The effect that warming will have on crop yields is one of the most vital areas of climate research—and one of the most vexing. Warming will have different impacts on different kinds of crops in different parts of the world. Warmer temperatures—and the higher levels of carbon dioxide that come with them—may enhance yields in the short-term, but as the climate gets hotter and hotter, crops could wilt, especially in the tropics. Changes in precipitation—both prolonged droughts and bigger storms—will hit farmers hard as well. And with a 842 million hungry people around the world—and another 2 billion or so who will need to be fed by mid-century as global population grows—accurately nailing down the impact climate change will have on crop yields could make the difference between life and death for vast numbers of people.
The last assessment from the Intergovernmental Panel on Climate Change (IPCC) from 2007 found that temperate regions like Europe would be able to deal with moderate, 2º C warming without much of an impact on crop yields. But the newer research used in the Nature Climate Change study indicates that that conclusion might have been too optimistic, especially as the climate gets warmer and warmer towards the century’s end. Farmers in the tropics will have it particularly difficult—yields from maize could drop by 20% or more if temperatures increase by more than 3º C (5.4º F). And those reductions in yield could hide much bigger year-to-year swings, if the weather gets more extreme. “Climate change means a less predictable harvest, with different countries winning and losing in different years,” said Challinor. “The overall picture remains negative.”

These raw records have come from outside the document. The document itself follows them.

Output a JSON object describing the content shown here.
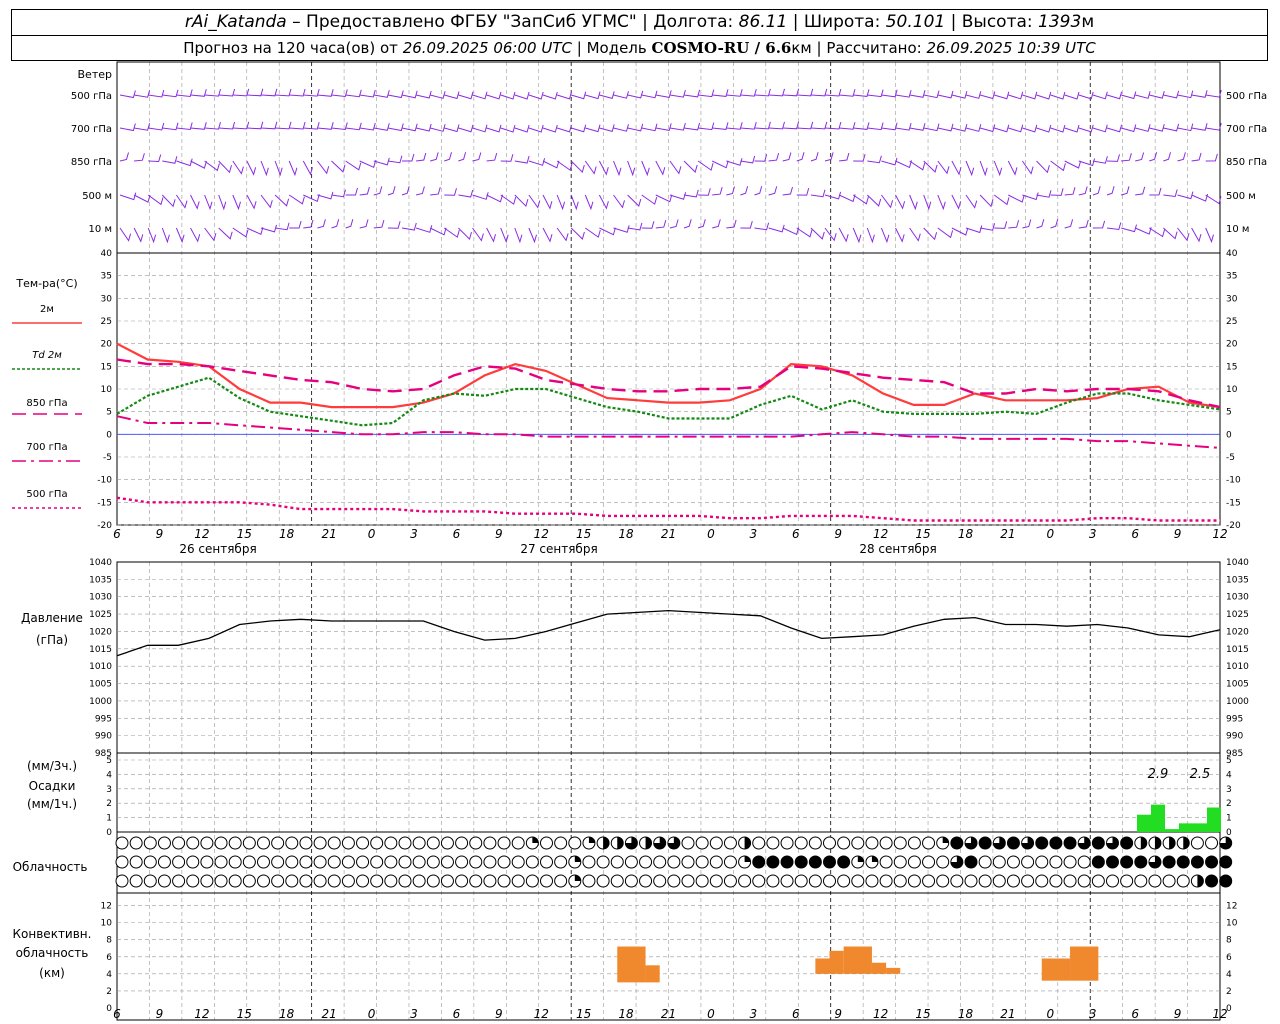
{
  "header": {
    "station": "rAi_Katanda",
    "provider": "Предоставлено ФГБУ \"ЗапСиб УГМС\"",
    "lon_label": "Долгота:",
    "lon": "86.11",
    "lat_label": "Широта:",
    "lat": "50.101",
    "alt_label": "Высота:",
    "alt": "1393",
    "alt_unit": "м",
    "forecast_prefix": "Прогноз на 120 часа(ов) от",
    "forecast_start": "26.09.2025 06:00 UTC",
    "model_label": "Модель",
    "model": "COSMO-RU / 6.6",
    "model_unit": "км",
    "calc_label": "Рассчитано:",
    "calc_time": "26.09.2025 10:39 UTC"
  },
  "colors": {
    "wind": "#8a2be2",
    "t2m": "#ff3b3b",
    "td2m": "#138a13",
    "t850": "#e6007e",
    "t700": "#e6007e",
    "t500": "#e6007e",
    "pressure": "#000000",
    "precip": "#22dd22",
    "convective": "#f0892e",
    "grid": "#9a9a9a"
  },
  "wind": {
    "title": "Ветер",
    "levels": [
      "500 гПа",
      "700 гПа",
      "850 гПа",
      "500 м",
      "10  м"
    ]
  },
  "hour_ticks": [
    "6",
    "9",
    "12",
    "15",
    "18",
    "21",
    "0",
    "3",
    "6",
    "9",
    "12",
    "15",
    "18",
    "21",
    "0",
    "3",
    "6",
    "9",
    "12",
    "15",
    "18",
    "21",
    "0",
    "3",
    "6",
    "9",
    "12"
  ],
  "day_labels": [
    "26 сентября",
    "27 сентября",
    "28 сентября"
  ],
  "chart_data": [
    {
      "type": "line",
      "title": "Тем-ра(°C)",
      "ylim": [
        -20,
        40
      ],
      "yticks": [
        -20,
        -15,
        -10,
        -5,
        0,
        5,
        10,
        15,
        20,
        25,
        30,
        35,
        40
      ],
      "x_hours": [
        0,
        3,
        6,
        9,
        12,
        15,
        18,
        21,
        24,
        27,
        30,
        33,
        36,
        39,
        42,
        45,
        48,
        51,
        54,
        57,
        60,
        63,
        66,
        69,
        72,
        75,
        78,
        81,
        84,
        87,
        90,
        93,
        96,
        99,
        102,
        105,
        108
      ],
      "series": [
        {
          "name": "2м",
          "values": [
            20,
            16.5,
            16,
            15,
            10,
            7,
            7,
            6,
            6,
            6,
            7,
            9,
            13,
            15.5,
            14,
            11,
            8,
            7.5,
            7,
            7,
            7.5,
            10,
            15.5,
            15,
            13,
            9,
            6.5,
            6.5,
            9,
            7.5,
            7.5,
            7.5,
            8,
            10,
            10.5,
            7,
            6
          ]
        },
        {
          "name": "Td  2м",
          "values": [
            4.5,
            8.5,
            10.5,
            12.5,
            8,
            5,
            4,
            3,
            2,
            2.5,
            7.5,
            9,
            8.5,
            10,
            10,
            8,
            6,
            5,
            3.5,
            3.5,
            3.5,
            6.5,
            8.5,
            5.5,
            7.5,
            5,
            4.5,
            4.5,
            4.5,
            5,
            4.5,
            7,
            9,
            9,
            7.5,
            6.5,
            5.5
          ]
        },
        {
          "name": "850 гПа",
          "values": [
            16.5,
            15.5,
            15.5,
            15,
            14,
            13,
            12,
            11.5,
            10,
            9.5,
            10,
            13,
            15,
            14.5,
            12,
            11,
            10,
            9.5,
            9.5,
            10,
            10,
            10.5,
            15,
            14.5,
            13.5,
            12.5,
            12,
            11.5,
            9,
            9,
            10,
            9.5,
            10,
            10,
            9.5,
            7.5,
            6
          ]
        },
        {
          "name": "700 гПа",
          "values": [
            4,
            2.5,
            2.5,
            2.5,
            2,
            1.5,
            1,
            0.5,
            0,
            0,
            0.5,
            0.5,
            0,
            0,
            -0.5,
            -0.5,
            -0.5,
            -0.5,
            -0.5,
            -0.5,
            -0.5,
            -0.5,
            -0.5,
            0,
            0.5,
            0,
            -0.5,
            -0.5,
            -1,
            -1,
            -1,
            -1,
            -1.5,
            -1.5,
            -2,
            -2.5,
            -3
          ]
        },
        {
          "name": "500 гПа",
          "values": [
            -14,
            -15,
            -15,
            -15,
            -15,
            -15.5,
            -16.5,
            -16.5,
            -16.5,
            -16.5,
            -17,
            -17,
            -17,
            -17.5,
            -17.5,
            -17.5,
            -18,
            -18,
            -18,
            -18,
            -18.5,
            -18.5,
            -18,
            -18,
            -18,
            -18.5,
            -19,
            -19,
            -19,
            -19,
            -19,
            -19,
            -18.5,
            -18.5,
            -19,
            -19,
            -19
          ]
        }
      ]
    },
    {
      "type": "line",
      "title": "Давление",
      "ylabel": "(гПа)",
      "ylim": [
        985,
        1040
      ],
      "yticks": [
        985,
        990,
        995,
        1000,
        1005,
        1010,
        1015,
        1020,
        1025,
        1030,
        1035,
        1040
      ],
      "x_hours": [
        0,
        3,
        6,
        9,
        12,
        15,
        18,
        21,
        24,
        27,
        30,
        33,
        36,
        39,
        42,
        45,
        48,
        51,
        54,
        57,
        60,
        63,
        66,
        69,
        72,
        75,
        78,
        81,
        84,
        87,
        90,
        93,
        96,
        99,
        102,
        105,
        108
      ],
      "series": [
        {
          "name": "",
          "values": [
            1013,
            1016,
            1016,
            1018,
            1022,
            1023,
            1023.5,
            1023,
            1023,
            1023,
            1023,
            1020,
            1017.5,
            1018,
            1020,
            1022.5,
            1025,
            1025.5,
            1026,
            1025.5,
            1025,
            1024.5,
            1021,
            1018,
            1018.5,
            1019,
            1021.5,
            1023.5,
            1024,
            1022,
            1022,
            1021.5,
            1022,
            1021,
            1019,
            1018.5,
            1020.5
          ]
        }
      ]
    },
    {
      "type": "bar",
      "title": "Осадки",
      "ylabel_top": "(мм/3ч.)",
      "ylabel_bottom": "(мм/1ч.)",
      "ylim": [
        0,
        5
      ],
      "yticks": [
        0,
        1,
        2,
        3,
        4,
        5
      ],
      "annotations": [
        "2.9",
        "2.5"
      ],
      "x_hours": [
        100,
        101,
        102,
        103,
        104,
        105,
        106
      ],
      "series": [
        {
          "name": "",
          "values": [
            1.2,
            1.9,
            0.2,
            0.6,
            0.6,
            1.7,
            0
          ]
        }
      ]
    },
    {
      "type": "table",
      "title": "Облачность",
      "rows": 3,
      "columns": 79,
      "value_meaning": "cloud fraction 0..1 per symbol; rows: top, middle, bottom",
      "row_top": [
        0,
        0,
        0,
        0,
        0,
        0,
        0,
        0,
        0,
        0,
        0,
        0,
        0,
        0,
        0,
        0,
        0,
        0,
        0,
        0,
        0,
        0,
        0,
        0,
        0,
        0,
        0,
        0,
        0,
        0.25,
        0,
        0,
        0,
        0.25,
        0.5,
        0.5,
        0.75,
        0.5,
        0.75,
        0.75,
        0,
        0,
        0,
        0,
        0.5,
        0,
        0,
        0,
        0,
        0,
        0,
        0,
        0,
        0,
        0,
        0,
        0,
        0,
        0.25,
        1,
        0.75,
        1,
        0.75,
        1,
        0.75,
        1,
        1,
        1,
        0.75,
        1,
        0.75,
        1,
        0.5,
        0.5,
        0.5,
        0.5,
        0,
        0,
        0.75
      ],
      "row_middle": [
        0,
        0,
        0,
        0,
        0,
        0,
        0,
        0,
        0,
        0,
        0,
        0,
        0,
        0,
        0,
        0,
        0,
        0,
        0,
        0,
        0,
        0,
        0,
        0,
        0,
        0,
        0,
        0,
        0,
        0,
        0,
        0,
        0.25,
        0,
        0,
        0,
        0,
        0,
        0,
        0,
        0,
        0,
        0,
        0,
        0.25,
        1,
        1,
        1,
        1,
        1,
        1,
        1,
        0.25,
        0.25,
        0,
        0,
        0,
        0,
        0,
        0.75,
        1,
        0,
        0,
        0,
        0,
        0,
        0,
        0,
        0,
        1,
        1,
        1,
        1,
        0.75,
        1,
        1,
        1,
        1,
        1
      ],
      "row_bottom": [
        0,
        0,
        0,
        0,
        0,
        0,
        0,
        0,
        0,
        0,
        0,
        0,
        0,
        0,
        0,
        0,
        0,
        0,
        0,
        0,
        0,
        0,
        0,
        0,
        0,
        0,
        0,
        0,
        0,
        0,
        0,
        0,
        0.25,
        0,
        0,
        0,
        0,
        0,
        0,
        0,
        0,
        0,
        0,
        0,
        0,
        0,
        0,
        0,
        0,
        0,
        0,
        0,
        0,
        0,
        0,
        0,
        0,
        0,
        0,
        0,
        0,
        0,
        0,
        0,
        0,
        0,
        0,
        0,
        0,
        0,
        0,
        0,
        0,
        0,
        0,
        0,
        0.5,
        1,
        1
      ]
    },
    {
      "type": "bar",
      "title": "Конвективн. облачность",
      "ylabel": "(км)",
      "ylim": [
        0,
        13
      ],
      "yticks": [
        0,
        2,
        4,
        6,
        8,
        10,
        12
      ],
      "bars": [
        {
          "x0": 35,
          "x1": 37,
          "base": 3,
          "top": 7.2
        },
        {
          "x0": 37,
          "x1": 38,
          "base": 3,
          "top": 5
        },
        {
          "x0": 49,
          "x1": 50,
          "base": 4,
          "top": 5.8
        },
        {
          "x0": 50,
          "x1": 51,
          "base": 4,
          "top": 6.7
        },
        {
          "x0": 51,
          "x1": 53,
          "base": 4,
          "top": 7.2
        },
        {
          "x0": 53,
          "x1": 54,
          "base": 4,
          "top": 5.3
        },
        {
          "x0": 54,
          "x1": 55,
          "base": 4,
          "top": 4.7
        },
        {
          "x0": 65,
          "x1": 67,
          "base": 3.2,
          "top": 5.8
        },
        {
          "x0": 67,
          "x1": 69,
          "base": 3.2,
          "top": 7.2
        },
        {
          "x0": 82,
          "x1": 85,
          "base": 4.2,
          "top": 5.8
        },
        {
          "x0": 85,
          "x1": 86,
          "base": 4.2,
          "top": 5.6
        },
        {
          "x0": 86,
          "x1": 87,
          "base": 4.2,
          "top": 7.7
        },
        {
          "x0": 87,
          "x1": 88,
          "base": 4.2,
          "top": 5.2
        },
        {
          "x0": 89,
          "x1": 90,
          "base": 4.5,
          "top": 5.3
        },
        {
          "x0": 90,
          "x1": 91,
          "base": 4,
          "top": 4.8
        },
        {
          "x0": 91,
          "x1": 92,
          "base": 4,
          "top": 5.5
        },
        {
          "x0": 92,
          "x1": 94,
          "base": 4,
          "top": 5.3
        },
        {
          "x0": 94,
          "x1": 95,
          "base": 4,
          "top": 4.8
        },
        {
          "x0": 95,
          "x1": 96,
          "base": 4,
          "top": 5.5
        },
        {
          "x0": 96,
          "x1": 98,
          "base": 1.8,
          "top": 9
        },
        {
          "x0": 98,
          "x1": 100,
          "base": 1.8,
          "top": 2
        },
        {
          "x0": 100,
          "x1": 102,
          "base": 1.8,
          "top": 1.9
        }
      ]
    }
  ]
}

We should have a better sense of where climate research stands on crop impacts later this month, when the IPCC comes out with the next chapter in its newest climate science assessment. And farmers—especially in developed nations—can and likely will adapt to what global warming will throw at them, whether by changing crop planting schedules, shifting to more efficient irrigation or taking advantage of biotechnology. But there’s no guarantee that poor farmers—who already produce less per acre—will be able to keep up. The Great Famine was triggered by the potato blight, but it was intensified by cruel policy on the part of Ireland’s British masters, who ensured that rich stores of grain and livestock were exported out of the country even as Irish citizens starved to death in the streets. As a warming climate makes the difficult task of keeping the world fed even tougher, we can only hope that wiser policy prevents the next famine.